•Commuters see hell on Benin by-pass over daylight robbery attacks •Our ordeal–Victims •The cattle rearers connection
By CHIOMA IGBOKWE
In 2002 the Benin bypass was opened to traffic by the Obasanjo administration. The bypass, stretching about 24 kilometers, connects the Ore-Benin road with the Benin-Asaba end. It was planned to save commuters the stress of getting stuck in the highly congested city.
When it was opened, it brought relief to motorists and residents of the Edo State capital. Just as commuters were about to heave a sigh of relief that their worst nightmares were over, armed robbers took over the by-pass. Now it appears that they operate almost on a daily basis, in broad daylight, without impunity. With yuletide season around the corner, their activities on that road seem to have heightened.
Saturday Sun reporter, who was on the spot shortly after robbers took over the road for 30 minutes, spoke with drivers and passengers who related their ugly experiences. One of the commuters, Madam Shola, lamented that she was ready to spend more hours in Benin than to board any vehicle that dares to pass through the by-pass. Shouting, she scolded her driver for daring to convince her that the road was crime-free.
“I warned him and he would not listen; I prefer to sleep in Benin because of the congestion along that road to okada to being caught in the fire of those robbers. I lost my cousin last year on this road. We were travelling home for an event with our private car. They robbed us and still killed him. It’s a painful experience. It’s terrible because then there were different police checkpoints along that road and yet they operated undeterred.
You can imagine what is happening now that the police have been removed completely.” Sir Aloysius, who was a victim, severally lamented that he stopped travelling to his village as often as he should because he has to save money to travel by air. “I am not planning to meet them, that is why I prefer to borrow and fly across Benin to becoming a meat for those highway robbers. They rendered my brother useless.
He was shot at in an attempt to escape. It became so regular that I decided that enough was enough. I prefer to travel once a year alive to passing that road. I pity those who are travelling to the village for the Yuletide season. All these experiences happened when roadblocks were still there. You can imagine the situation of things.
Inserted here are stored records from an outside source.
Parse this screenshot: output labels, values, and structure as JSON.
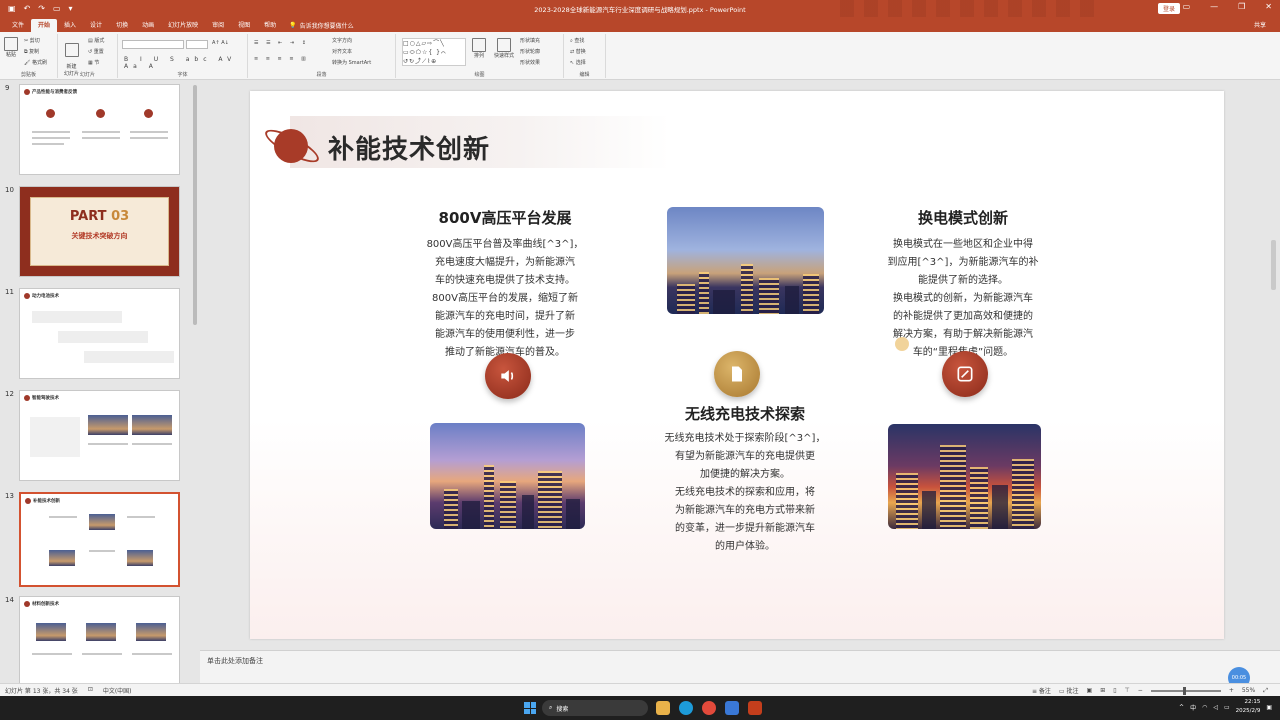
{
  "titlebar": {
    "doc_title": "2023-2028全球新能源汽车行业深度调研与战略规划.pptx - PowerPoint",
    "login": "登录",
    "qat_icons": [
      "save-icon",
      "undo-icon",
      "redo-icon",
      "present-icon",
      "customize-icon"
    ]
  },
  "menu": {
    "tabs": [
      "文件",
      "开始",
      "插入",
      "设计",
      "切换",
      "动画",
      "幻灯片放映",
      "审阅",
      "视图",
      "帮助"
    ],
    "active": "开始",
    "tell_me": "告诉我你想要做什么",
    "share": "共享"
  },
  "ribbon": {
    "groups": [
      "剪贴板",
      "幻灯片",
      "字体",
      "段落",
      "绘图",
      "编辑"
    ],
    "paste": "粘贴",
    "cut": "剪切",
    "copy": "复制",
    "format_painter": "格式刷",
    "new_slide": "新建\n幻灯片",
    "layout": "版式",
    "reset": "重置",
    "section": "节",
    "text_direction": "文字方向",
    "align_text": "对齐文本",
    "smartart": "转换为 SmartArt",
    "arrange": "排列",
    "quick_styles": "快速样式",
    "shape_fill": "形状填充",
    "shape_outline": "形状轮廓",
    "shape_effects": "形状效果",
    "find": "查找",
    "replace": "替换",
    "select": "选择"
  },
  "thumbnails": [
    {
      "num": "9",
      "title": "产品性能与消费者反馈"
    },
    {
      "num": "10",
      "part": "PART",
      "part_num": "03",
      "sub": "关键技术突破方向"
    },
    {
      "num": "11",
      "title": "动力电池技术"
    },
    {
      "num": "12",
      "title": "智能驾驶技术"
    },
    {
      "num": "13",
      "title": "补能技术创新"
    },
    {
      "num": "14",
      "title": "材料创新技术"
    }
  ],
  "slide": {
    "title": "补能技术创新",
    "blocks": [
      {
        "heading": "800V高压平台发展",
        "lines": [
          "800V高压平台普及率曲线[^3^]，",
          "充电速度大幅提升，为新能源汽",
          "车的快速充电提供了技术支持。",
          "800V高压平台的发展，缩短了新",
          "能源汽车的充电时间，提升了新",
          "能源汽车的使用便利性，进一步",
          "推动了新能源汽车的普及。"
        ]
      },
      {
        "heading": "换电模式创新",
        "lines": [
          "换电模式在一些地区和企业中得",
          "到应用[^3^]，为新能源汽车的补",
          "能提供了新的选择。",
          "换电模式的创新，为新能源汽车",
          "的补能提供了更加高效和便捷的",
          "解决方案，有助于解决新能源汽",
          "车的“里程焦虑”问题。"
        ]
      },
      {
        "heading": "无线充电技术探索",
        "lines": [
          "无线充电技术处于探索阶段[^3^]，",
          "有望为新能源汽车的充电提供更",
          "加便捷的解决方案。",
          "无线充电技术的探索和应用，将",
          "为新能源汽车的充电方式带来新",
          "的变革，进一步提升新能源汽车",
          "的用户体验。"
        ]
      }
    ],
    "badges": [
      "speaker-icon",
      "document-icon",
      "edit-icon"
    ]
  },
  "notes": {
    "placeholder": "单击此处添加备注",
    "recorder": "00:05"
  },
  "status": {
    "slide_info": "幻灯片 第 13 张，共 34 张",
    "language": "中文(中国)",
    "notes_btn": "备注",
    "comments_btn": "批注",
    "zoom": "55%"
  },
  "taskbar": {
    "search": "搜索",
    "time": "22:15",
    "date": "2025/2/9",
    "lang": "中"
  }
}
I live in Asaba and from Benin, fly to Lagos.” Another victim, Chigozie, a banker lamented that in one of the encounters, he left his car on the road and fled back to Benin inside a truck. “Severally, I have had course to flee into the bush on that by-pass. It’s a terrible situation and most annoying that police is not doing anything about it. Last week, on my way to the village, we saw them. Luckily for us, we were far behind.
I left my car and flee for my life. It took another 30 minutes for us to get signal that the road was clear. Who am I to enter that car again? I had to find my way back to Benin. This is one out of so many. The IGP promised that there would be regular patrol on the highway, why have they not been able to curb the excesses of these robbers.” Another victim Ben, said: “Few days ago, I lost everything to these men. I actually called the police in Benin and they told me to give the robbers what they wanted and be left alone.
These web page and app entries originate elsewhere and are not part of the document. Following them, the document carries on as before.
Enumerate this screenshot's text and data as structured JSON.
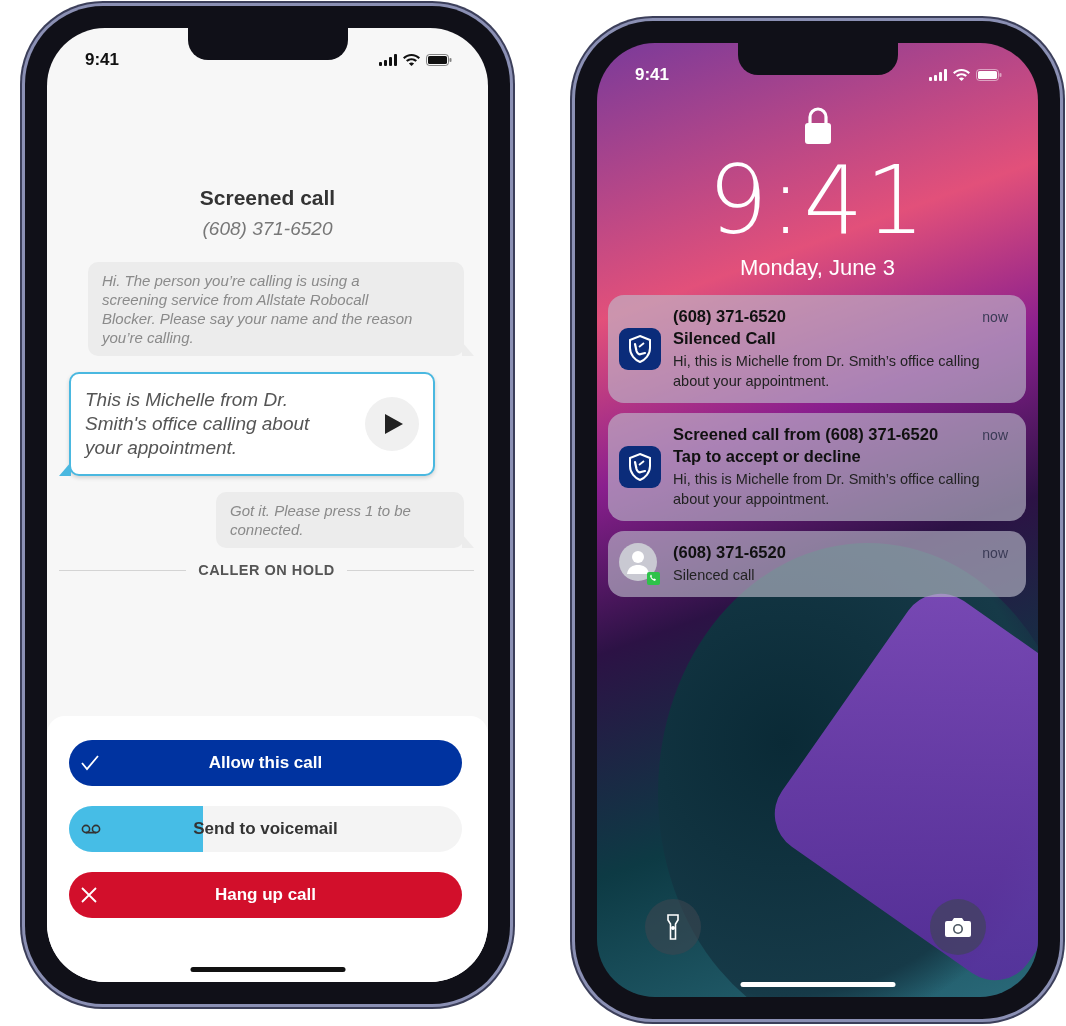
{
  "call_screen": {
    "status_bar": {
      "time": "9:41"
    },
    "title": "Screened call",
    "number": "(608) 371-6520",
    "messages": [
      {
        "kind": "prompt",
        "text": "Hi. The person you’re calling is using a screening service from Allstate Robocall Blocker. Please say your name and the reason you’re calling."
      },
      {
        "kind": "caller",
        "text": "This is Michelle from Dr. Smith's office calling about your appointment."
      },
      {
        "kind": "prompt",
        "text": "Got it. Please press 1 to be connected."
      }
    ],
    "hold_label": "CALLER ON HOLD",
    "actions": [
      {
        "kind": "allow",
        "label": "Allow this call"
      },
      {
        "kind": "voicemail",
        "label": "Send to voicemail",
        "level": 0.34
      },
      {
        "kind": "hangup",
        "label": "Hang up call"
      }
    ]
  },
  "lock_screen": {
    "status_bar": {
      "time": "9:41"
    },
    "clock": "9:41",
    "date": "Monday, June 3",
    "notifications": [
      {
        "kind": "app",
        "title": "(608) 371-6520",
        "subtitle": "Silenced Call",
        "body": "Hi, this is Michelle from Dr. Smith’s office calling about your appointment.",
        "time": "now"
      },
      {
        "kind": "app",
        "title": "Screened call from (608) 371-6520",
        "subtitle": "Tap to accept or decline",
        "body": "Hi, this is Michelle from Dr. Smith’s office calling about your appointment.",
        "time": "now"
      },
      {
        "kind": "contact",
        "title": "(608) 371-6520",
        "body": "Silenced call",
        "time": "now"
      }
    ]
  }
}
We were lucky because I was actually carrying a corpse home, and the boys told me that they have respect for the dead, that’s why they will not hurt me. I pity the women, especially the young ones because those bad boys will end up raping them. It’s a terrible experience.” And for the drivers, it’s all about luck. Some of the drivers said some of the nomads who graze their cattle along that route also double as robbers in the night and dispossess travellers of their belongings. Steve lamented that in his years of driving Benin by-pass remains the most dangerous spot on the highways.
“It’s no longer news that this place is dangerous. We only pray that luck should be on our side. If you are travelling, for example, and you are on 80 kilometres per hour and crossing the by-pass, cross the place as quickly as you can. If you are approaching Agbor town, it is also dangerous. People complain also about Okada, Ondo; but for these places, it is once in a while. The Benin by-pass is worse. The Nigerian police are even tired of these boys who are normally heavily armed.” Just like Steve, Mr. Ekekwe insisted that it is only God and luck that can guarantee that the road would be free.
“It’s a terrible experience. That’s why, whenever I get to that spot, I will immediately change to a gospel music in the hope that God will help me pass through that road without stumbling into these men of the underworld. When there were police checkpoints, they operated freely. The IGP should help us, by ensuring regular patrol on that road. It’s so bad that I am forced to believe that security officials parley with them.”